Clay, whose 2010 TED Talk on how big corporations could save biodiversity has been viewed nearly a quarter of a million times, says that WWF and National Geographic are planning at least 5 more mini-videos in this series.
“We’re finalizing some of the concepts now, but we know they will include a video focused on waste, and another on palm oil and noodles,” he notes.
(08/22/2012) As of today, August 22nd, humanity has overshot the world’s annual ecological budget, according to the Global Footprint Network, which tracks global consumption related to resource availability and sustainability. The organization looks at a variety of data including the world’s fisheries, forests, agriculture, water, mining, and greenhouse gas emissions.
(07/11/2012) Consumption in wealthy nations is imperiling biodiversity abroad, according to a new study in Nature that investigates the link between international trade and biodiversity decline. The study shows how threats to biodiversity and ecosystems, located primarily in developing countries, can be connected to consumer demand for goods in wealthier nations.

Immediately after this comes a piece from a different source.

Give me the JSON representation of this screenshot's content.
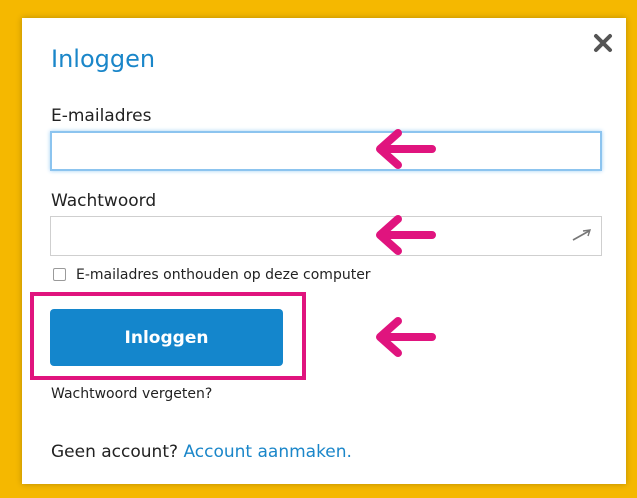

Some of the major commodities include coffee, cocoa, soy, beef and palm oil.
(06/20/2012) As world leaders head to Rio de Janeiro for the UN Summit on Sustainable Development, environmental and poverty groups are denouncing the last-minute text agreed on by dignitaries as “pathetic,” (Greenpeace), a “damp squib” (Friends of the Earth), “a dead end” (Oxfam), and, if nothing changes, “a colossal waste of time” (WWF). “We were promised the ‘future we want’ but are now being presented with a ‘common vision’ of a polluter’s charter that will cook the planet, empty the oceans and wreck the rain forests,“ the head of Greenpeace, Kumi Naidoo, said. “This is not a foundation on which to grow economies or pull people out of poverty, it’s the last will and testament of a destructive twentieth century development model.”
(06/07/2012) Scientists warn that the Earth may be reaching a planetary tipping point due to a unsustainable human pressures, while the UN releases a new report that finds global society has made significant progress on only four environmental issues out of ninety in the last twenty years. Climate change, overpopulation, overconsumption, and ecosystem destruction could lead to a tipping point that causes planetary collapse, according to a new paper in Nature by 22 scientists. The collapse may lead to a new planetary state that scientists say will be far harsher for human well-being, let alone survival.
(05/30/2012) A new campaign is targeting IKEA, the world’s biggest furniture retailer, for logging old-growth forests in the Karelia region of Russia. An alliance of groups, headed by the Swedish NGO Protect the Forest, allege that IKEA’s subsidiary, Swedwood, is clearcutting thousands of hectares of old and biodiverse forests. But, Swedwood’s 300,000 hectare concession is certified by the Forest Stewardship Council (FSC), generally considered the world’s strongest forestry certifier.
(05/29/2012) Economic growth alone may not raise happiness, according to a recent study in the Proceedings of the National Academy Science (PNAS). Despite a stunning economic growth rate of around 10 percent per year over the last two decades, China’s people have not seem a big boost in their overall life satisfaction.